Golf Injuries To Feet, Knees & Legs

A golf swing can create strain on muscles in the feet, legs, abdomen and back. The fact that the game is usually played on a hilly terrain increases these forces, leading to a higher probability of injury. Proper warm-up and stretching exercises specific to golf can help in injury prevention.

If biomechanical issues exist, these existing stresses will overload certain structures, predisposing the golfer to overuse of muscles and strain on ligaments and tendons. Custom orthotics helps to equalize weight distribution, drawing stress away from overused areas. Other problems, such as tendonitis, capsulitis, and ligament sprains and pulls, can also keep a golf enthusiast back at the clubhouse.  Improper shoes can bring on blisters, neuromas (inflamed nerve endings) and other pains in the feet.  BioPed’s Footcare Specialists see these problems daily and can treat them conservatively to allow for a quick return to the sport.

When injured, participation is no substitute for rehabilitation.
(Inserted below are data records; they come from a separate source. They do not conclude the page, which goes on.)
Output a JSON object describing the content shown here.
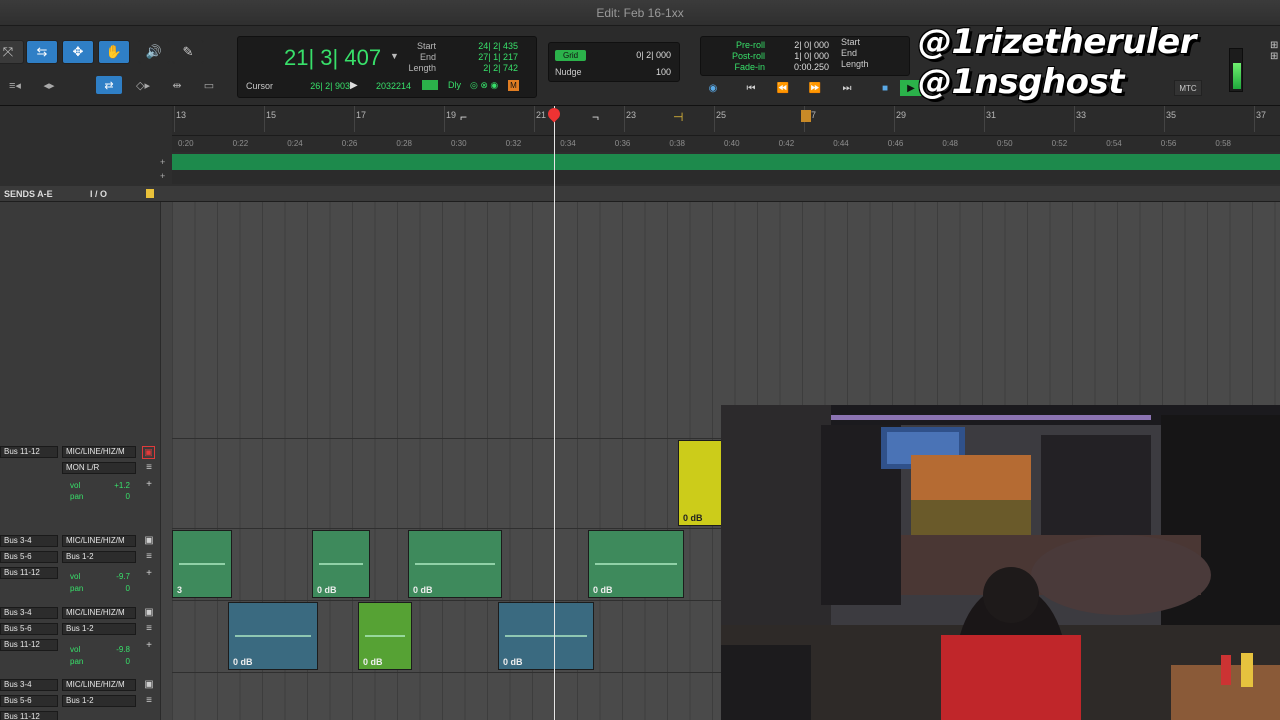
{
  "window": {
    "title": "Edit: Feb 16-1xx"
  },
  "counter": {
    "main": "21| 3| 407",
    "start_label": "Start",
    "start_value": "24| 2| 435",
    "end_label": "End",
    "end_value": "27| 1| 217",
    "length_label": "Length",
    "length_value": "2| 2| 742",
    "cursor_label": "Cursor",
    "cursor_value": "26| 2| 903",
    "samples": "2032214",
    "dly_label": "Dly",
    "m_label": "M"
  },
  "grid": {
    "label": "Grid",
    "value": "0| 2| 000",
    "nudge_label": "Nudge",
    "nudge_value": "100"
  },
  "preroll": {
    "preroll_label": "Pre-roll",
    "preroll_value": "2| 0| 000",
    "postroll_label": "Post-roll",
    "postroll_value": "1| 0| 000",
    "fadein_label": "Fade-in",
    "fadein_value": "0:00.250",
    "start_label": "Start",
    "end_label": "End",
    "length_label": "Length"
  },
  "transport": {
    "mtc": "MTC"
  },
  "overlay": {
    "line1": "@1rizetheruler",
    "line2": "@1nsghost"
  },
  "bar_ruler": [
    "13",
    "15",
    "17",
    "19",
    "21",
    "23",
    "25",
    "27",
    "29",
    "31",
    "33",
    "35",
    "37"
  ],
  "time_ruler": [
    "0:20",
    "0:22",
    "0:24",
    "0:26",
    "0:28",
    "0:30",
    "0:32",
    "0:34",
    "0:36",
    "0:38",
    "0:40",
    "0:42",
    "0:44",
    "0:46",
    "0:48",
    "0:50",
    "0:52",
    "0:54",
    "0:56",
    "0:58"
  ],
  "header": {
    "sends": "SENDS A-E",
    "io": "I / O"
  },
  "tracks": [
    {
      "in": "Bus 11-12",
      "out": "MIC/LINE/HIZ/M",
      "out2": "MON L/R",
      "vol_label": "vol",
      "vol": "+1.2",
      "pan_label": "pan",
      "pan": "0"
    },
    {
      "in": "Bus 3-4",
      "in2": "Bus 5-6",
      "in3": "Bus 11-12",
      "out": "MIC/LINE/HIZ/M",
      "out2": "Bus 1-2",
      "vol_label": "vol",
      "vol": "-9.7",
      "pan_label": "pan",
      "pan": "0"
    },
    {
      "in": "Bus 3-4",
      "in2": "Bus 5-6",
      "in3": "Bus 11-12",
      "out": "MIC/LINE/HIZ/M",
      "out2": "Bus 1-2",
      "vol_label": "vol",
      "vol": "-9.8",
      "pan_label": "pan",
      "pan": "0"
    },
    {
      "in": "Bus 3-4",
      "in2": "Bus 5-6",
      "in3": "Bus 11-12",
      "out": "MIC/LINE/HIZ/M",
      "out2": "Bus 1-2"
    }
  ],
  "clips": {
    "db": "0 dB",
    "first_clip_number": "3"
  }
}
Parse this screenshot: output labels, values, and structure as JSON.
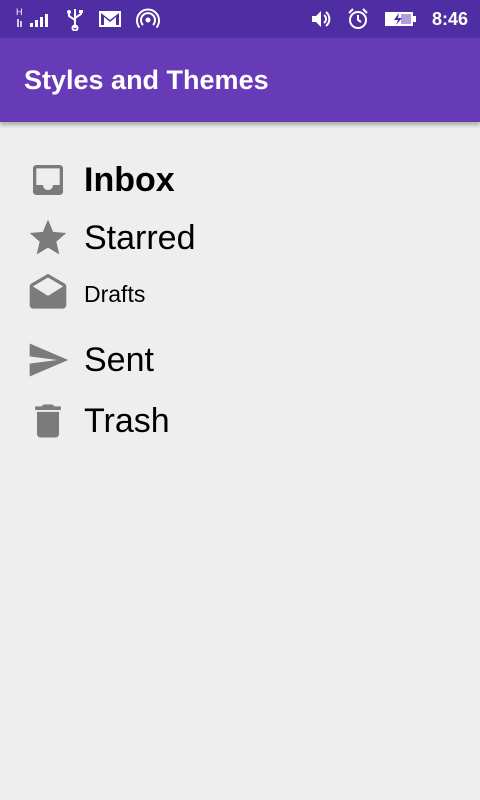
{
  "status_bar": {
    "network_type": "H",
    "time": "8:46",
    "icons": [
      "signal-icon",
      "usb-icon",
      "gmail-icon",
      "hotspot-icon",
      "volume-icon",
      "alarm-icon",
      "battery-icon"
    ]
  },
  "app_bar": {
    "title": "Styles and Themes"
  },
  "colors": {
    "status_bar": "#4f2ea3",
    "app_bar": "#673ab7",
    "background": "#eeeeee",
    "icon_gray": "#7b7b7b"
  },
  "items": [
    {
      "label": "Inbox",
      "icon": "inbox-icon"
    },
    {
      "label": "Starred",
      "icon": "star-icon"
    },
    {
      "label": "Drafts",
      "icon": "drafts-icon"
    },
    {
      "label": "Sent",
      "icon": "send-icon"
    },
    {
      "label": "Trash",
      "icon": "trash-icon"
    }
  ]
}
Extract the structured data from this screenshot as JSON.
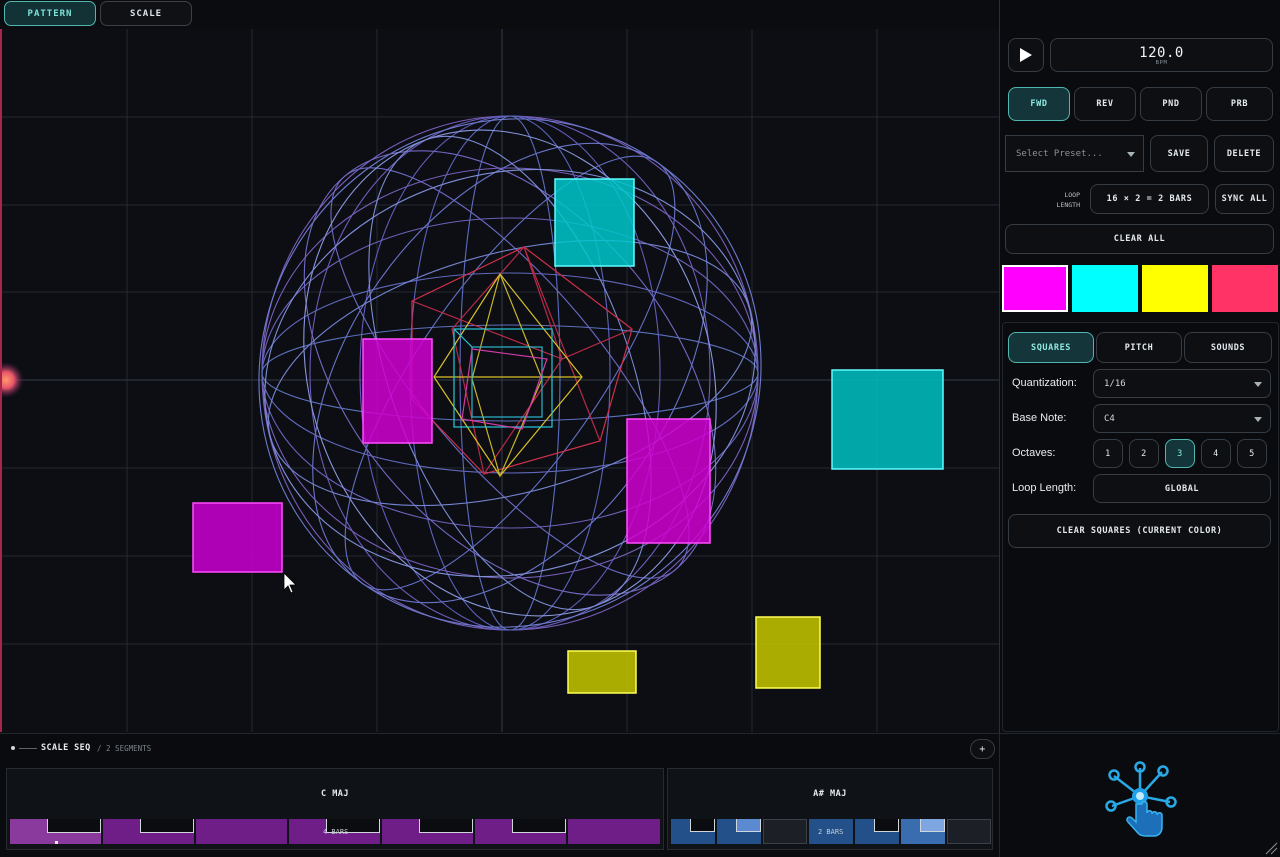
{
  "top_tabs": [
    {
      "label": "PATTERN",
      "active": true
    },
    {
      "label": "SCALE",
      "active": false
    }
  ],
  "transport": {
    "bpm_value": "120.0",
    "bpm_unit": "BPM",
    "play_icon": "play-icon"
  },
  "direction_buttons": [
    {
      "label": "FWD",
      "active": true
    },
    {
      "label": "REV",
      "active": false
    },
    {
      "label": "PND",
      "active": false
    },
    {
      "label": "PRB",
      "active": false
    }
  ],
  "preset": {
    "placeholder": "Select Preset...",
    "save_label": "SAVE",
    "delete_label": "DELETE"
  },
  "loop": {
    "label_line1": "LOOP",
    "label_line2": "LENGTH",
    "value": "16 × 2 = 2 BARS",
    "sync_label": "SYNC ALL",
    "clear_all_label": "CLEAR ALL"
  },
  "colors": {
    "magenta": "#ff00ff",
    "cyan": "#00ffff",
    "yellow": "#ffff00",
    "red": "#ff3366",
    "selected": "magenta"
  },
  "sub_tabs": [
    {
      "label": "SQUARES",
      "active": true
    },
    {
      "label": "PITCH",
      "active": false
    },
    {
      "label": "SOUNDS",
      "active": false
    }
  ],
  "settings": {
    "quantization_label": "Quantization:",
    "quantization_value": "1/16",
    "base_note_label": "Base Note:",
    "base_note_value": "C4",
    "octaves_label": "Octaves:",
    "octaves": [
      "1",
      "2",
      "3",
      "4",
      "5"
    ],
    "octave_selected": "3",
    "loop_length_label": "Loop Length:",
    "loop_length_value": "GLOBAL",
    "clear_squares_label": "CLEAR SQUARES (CURRENT COLOR)"
  },
  "sequencer": {
    "title": "SCALE SEQ",
    "subtitle": "/ 2 SEGMENTS",
    "add_label": "+",
    "segments": [
      {
        "name": "C MAJ",
        "bars_label": "4 BARS",
        "color": "#7a2590"
      },
      {
        "name": "A# MAJ",
        "bars_label": "2 BARS",
        "color": "#254f84"
      }
    ]
  }
}
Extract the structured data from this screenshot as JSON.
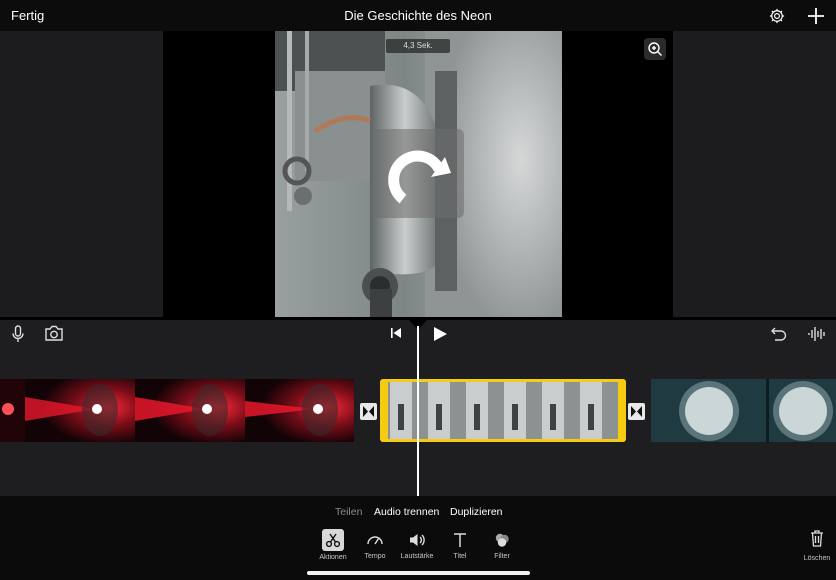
{
  "header": {
    "done_label": "Fertig",
    "title": "Die Geschichte des Neon",
    "settings_icon": "gear-icon",
    "add_icon": "plus-icon"
  },
  "viewer": {
    "duration_badge": "4,3 Sek.",
    "rotate_icon": "rotate-clockwise-icon",
    "zoom_icon": "zoom-in-icon"
  },
  "timeline_toolbar": {
    "left_icons": [
      "microphone-icon",
      "camera-icon"
    ],
    "center_icons": [
      "skip-to-start-icon",
      "play-icon"
    ],
    "right_icons": [
      "undo-icon",
      "audio-waveform-icon"
    ]
  },
  "actions": {
    "split_label": "Teilen",
    "detach_audio_label": "Audio trennen",
    "duplicate_label": "Duplizieren"
  },
  "tools": [
    {
      "label": "Aktionen",
      "icon": "scissors-icon",
      "selected": true
    },
    {
      "label": "Tempo",
      "icon": "speedometer-icon",
      "selected": false
    },
    {
      "label": "Lautstärke",
      "icon": "speaker-icon",
      "selected": false
    },
    {
      "label": "Titel",
      "icon": "text-icon",
      "selected": false
    },
    {
      "label": "Filter",
      "icon": "filter-circles-icon",
      "selected": false
    }
  ],
  "delete_label": "Löschen",
  "colors": {
    "selection": "#f5cc12",
    "panel": "#1c1c1e",
    "timeline_bg": "#1e1e20"
  }
}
Injured body parts must be thoroughly treated and rehabilitated to meet the full demands of golf or any other sport. If you are injured, your return should be gradual. As much as you may want to get back to your game, take it slowly. A healthy body makes for a more enjoyable game and possibly a better scorecard at the end of the day.

Injuries Caused Directly or Indirectly by Foot Function?

Research indicates that recreational golfers tend to sustain more golf injuries than professional level golfers and that more injuries occur as players get older. Generally, overuse injuries tend to occur as we get older because the joint and tendon tissues become less able to withstand stress. Here are the most common ones:

PLANTAR FASCIITIS
A leading cause of pain on the bottom of the heel, is an inflammation of the sole of the foot. This is caused when the plantar fascia, a tough layer of tissue that covers the foot muscles, is stretched and the arch flattens slightly in order to absorb the impact that occurs when your heel hits the ground. Golfers will often complain of pain when first rising in the morning and after periods of rest. Pain will be located in the center of the heel radiating along the arch.

KNEE PROBLEMS
Inflammation or pain in the knees is caused by the twisting motion of the golf swing and sometimes by walking in ill-fitting shoes. Rest, re-evaluation of your swing and foot orthotics can help prevent this condition from occurring.

SHIN SPLINTS
Pain in the muscles of the lower leg is usually caused by excessive walking after a period of inactivity. It can also be caused by over pronation in the feet, putting excessive pressure on the lower leg.

HALLUX LIMITUS
Jamming and deterioration of the big toe joint cartilage is caused by overextension during the follow through. This can cause the joint to swell, stiffen and limit its motion. Hallux Limitus can be so painful that it affects your walking and eventually hampers your swing.

ACHILLES TENDONITIS
This injury occurs when the tendon that connects the shin to the heel becomes inflamed or begins to degenerate. This condition is caused by wearing improper footwear, inflexible calf muscles and neglecting to stretch prior to the start of a golf match. Wear adequately cushioned shoes with a firm arch support, replacing worn-out shoes and stretching and strengthening your calf muscles.

METATARSALGIA
A common cause of pain in the ball of the foot – characterized by a deep, dull or throbbing pain that occurs while sitting and standing. When you walk, the pain can be sharp. Metatarsalgia causes swelling and inflammation near the joint of your second toe. People with a second toe that is longer than the big toe develop this condition at a higher rate than others.

MORTON’S NEUROMA
A painful condition that leads to foot and toe numbness or burning – caused when the tissues surrounding the nerve thicken or when the nerve linked to the toes swells. (People who have Morton’s neuroma describe a sensation as if standing on a pebble). Golfers commonly experience this condition, particularly if they walk a lot or wear tight golf shoes with little room for the toes to flex.

If you’re going to be out golfing this season, keep these  in mind in case of an injury. Want to speak to a Specialist? Find a clinic near you by clicking below.